The note written in scribbled Sharpie said “For a Mom with Kids.” I stared in surprise at the card the barista handed over to me — a sweet soul had downed ten coffee drinks and earned a free one. Instead of ordering a large (that’s what I would have done) this coffee lover decided to donate one to a mom in need. The barista, sizing up my frazzled state, decided I fit the bill. I was a literal hot mess that morning. My children and I spent over an hour at the playground. Then I pushed my three-year-old and nine-month-old in our giant double stroller several blocks to our favorite coffee shop for lunch (I didn’t remember it being uphill). All the while I was thinking “Why is it 90 degrees in September?”
The small act of kindness touched my heart. The more I thought about that good deed, the more I remembered the good deeds of other strangers. This wasn’t the first time I’d been on the receiving end.
Having a baby in tow welcomes smiles or stares from strangers (depending on how the day is going). It also opens a door for conversation. I’ve had countless chats at the grocery store with grandparents, especially when shopping on a weekday morning. Only one or two have offered unsolicited and unwelcome advice. More often they tell me about their grandchildren or reminisce about their own (now grown) children at that age. The pleasant exchange is brief, but it always leaves me with a warm feeling. It also reminds me that these days of babyhood may feel long, but the time goes fast.
Then there is the countless number of strangers who have held open a door for me. When you’re carrying an infant car seat on one arm, holding your three-year-old’s hand with the other, and are weighed down by a bulging backpack, there’s no question they see you coming.

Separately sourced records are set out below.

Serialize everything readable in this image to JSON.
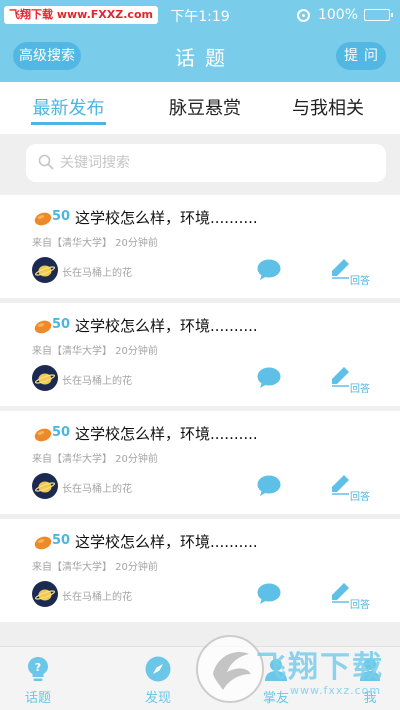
{
  "status_bar": {
    "watermark": "飞翔下载 www.FXXZ.com",
    "time": "下午1:19",
    "battery": "100%",
    "battery_level": 1.0
  },
  "nav": {
    "left_button": "高级搜索",
    "title": "话题",
    "right_button": "提问"
  },
  "tabs": [
    {
      "label": "最新发布",
      "active": true
    },
    {
      "label": "脉豆悬赏",
      "active": false
    },
    {
      "label": "与我相关",
      "active": false
    }
  ],
  "search": {
    "placeholder": "关键词搜索"
  },
  "questions": [
    {
      "points": "50",
      "title": "这学校怎么样，环境..........",
      "meta": "来自【清华大学】 20分钟前",
      "user": "长在马桶上的花",
      "answer_label": "回答"
    },
    {
      "points": "50",
      "title": "这学校怎么样，环境..........",
      "meta": "来自【清华大学】 20分钟前",
      "user": "长在马桶上的花",
      "answer_label": "回答"
    },
    {
      "points": "50",
      "title": "这学校怎么样，环境..........",
      "meta": "来自【清华大学】 20分钟前",
      "user": "长在马桶上的花",
      "answer_label": "回答"
    },
    {
      "points": "50",
      "title": "这学校怎么样，环境..........",
      "meta": "来自【清华大学】 20分钟前",
      "user": "长在马桶上的花",
      "answer_label": "回答"
    }
  ],
  "tab_bar": [
    {
      "label": "话题",
      "icon": "lightbulb-icon"
    },
    {
      "label": "发现",
      "icon": "compass-icon"
    },
    {
      "label": "掌友",
      "icon": "friends-icon"
    },
    {
      "label": "我",
      "icon": "person-icon"
    }
  ],
  "overlay": {
    "brand": "飞翔下载",
    "url": "www.fxxz.com"
  },
  "colors": {
    "accent": "#4bb7e0",
    "header": "#79cdea"
  }
}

But those strangers don’t have to stop (and some wait a reeeallllly long time while my daughter inspects an ant on the ground). Just last week an elderly man shuffling his way inside insisted on holding the door for me. He picked up speed to beat me to the door handle. Hopefully, my smile and simple “thank you” conveyed the gratitude I truly felt. Before you assume door-holding is a generational thing, I’ve had several boys and teens hold doors too. (though often under the watchful eyes of their mothers). If you’re pushing a stroller, there’s the same understanding and kindness. I wrote about that solidarity among parents in one of my earlier Knoxville Moms Blog posts.
The kindness continues.
Back in July my family and I were eating at a restaurant on Market Square. I took our entire troop to the bathroom, which can be especially exhausting with a three-year-old rebelling against potty training and a baby desperately in need of a new diaper. Out of breath, I finally got my toddler into the stall. While she protested loudly from her potty perch, I quickly pulled open the changing table and stopped in my tracks. There was a post-it note that read “Thank you for loving your baby so well. Keep up the good work!”
In that moment, those were the exact words I didn’t know I needed to hear. A total stranger in two short sentences understood me and lifted me up.
This isn’t the entire catalogue of all the small kindnesses I’ve received — this just scratches the surface. Kindness may seem in short supply these days, but my “Mom with Kids” experiences suggest we shouldn’t lose hope in humankind. I hope to pay it forward in my own deeds and actions; even better, I hope to instill kindness and gratitude in my children. For each kindness we’ve received, I try to make my kids take note. As for the donor of my free cup of fancy coffee, I send a big thank you out into the universe.